### Data in this exercise ###

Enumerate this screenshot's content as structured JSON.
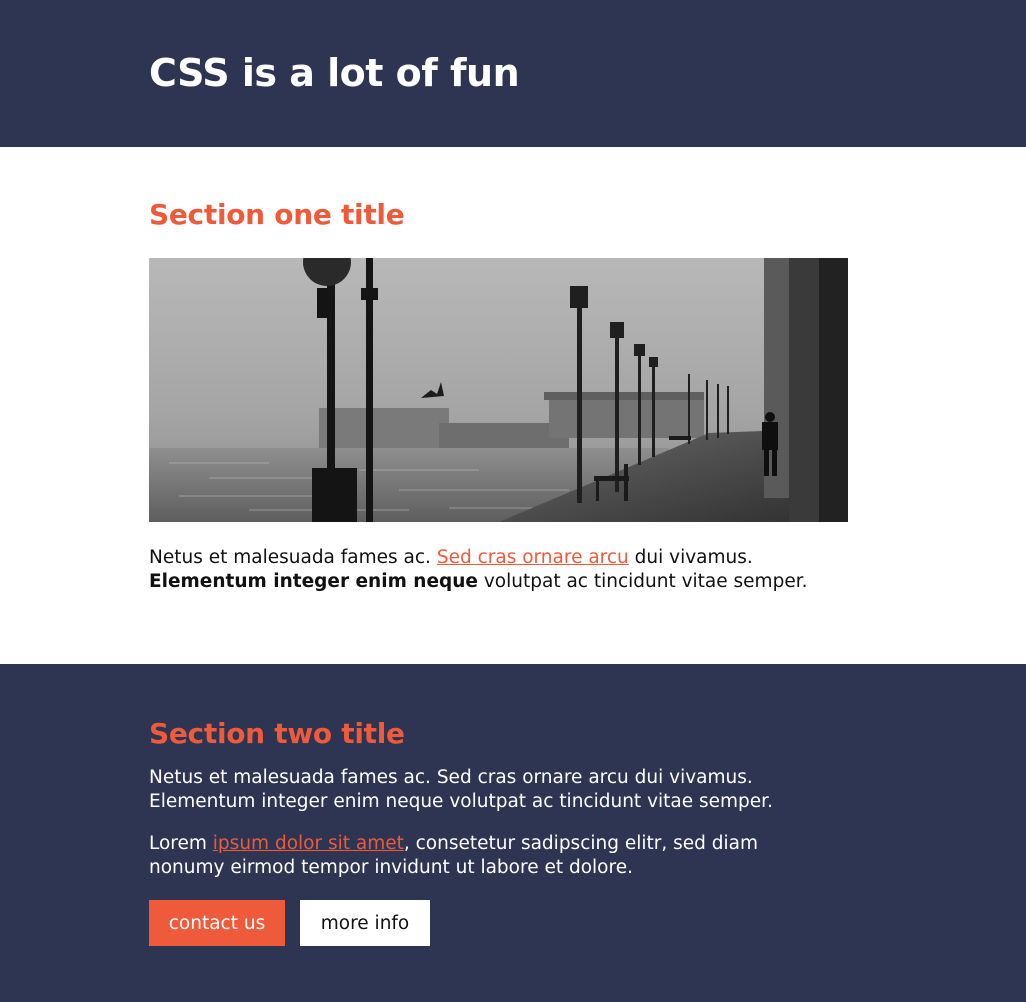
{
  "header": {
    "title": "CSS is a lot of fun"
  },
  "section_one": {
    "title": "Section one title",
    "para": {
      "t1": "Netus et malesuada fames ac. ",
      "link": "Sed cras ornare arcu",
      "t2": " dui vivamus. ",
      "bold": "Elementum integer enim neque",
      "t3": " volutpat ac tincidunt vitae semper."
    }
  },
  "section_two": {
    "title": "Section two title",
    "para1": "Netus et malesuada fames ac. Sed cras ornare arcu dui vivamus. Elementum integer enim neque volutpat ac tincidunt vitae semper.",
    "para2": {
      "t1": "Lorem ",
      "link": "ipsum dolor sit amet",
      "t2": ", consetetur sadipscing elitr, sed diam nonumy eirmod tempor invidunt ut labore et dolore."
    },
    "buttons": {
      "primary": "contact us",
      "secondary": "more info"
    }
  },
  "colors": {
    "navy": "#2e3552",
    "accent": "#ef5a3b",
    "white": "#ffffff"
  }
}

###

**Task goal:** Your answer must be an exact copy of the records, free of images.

**Response to the task:**
Enumerate this screenshot's content as structured JSON.
{
  "header": {
    "title": "CSS is a lot of fun"
  },
  "section_one": {
    "title": "Section one title",
    "para": {
      "t1": "Netus et malesuada fames ac. ",
      "link": "Sed cras ornare arcu",
      "t2": " dui vivamus. ",
      "bold": "Elementum integer enim neque",
      "t3": " volutpat ac tincidunt vitae semper."
    }
  },
  "section_two": {
    "title": "Section two title",
    "para1": "Netus et malesuada fames ac. Sed cras ornare arcu dui vivamus. Elementum integer enim neque volutpat ac tincidunt vitae semper.",
    "para2": {
      "t1": "Lorem ",
      "link": "ipsum dolor sit amet",
      "t2": ", consetetur sadipscing elitr, sed diam nonumy eirmod tempor invidunt ut labore et dolore."
    },
    "buttons": {
      "primary": "contact us",
      "secondary": "more info"
    }
  },
  "colors": {
    "navy": "#2e3552",
    "accent": "#ef5a3b",
    "white": "#ffffff"
  }
}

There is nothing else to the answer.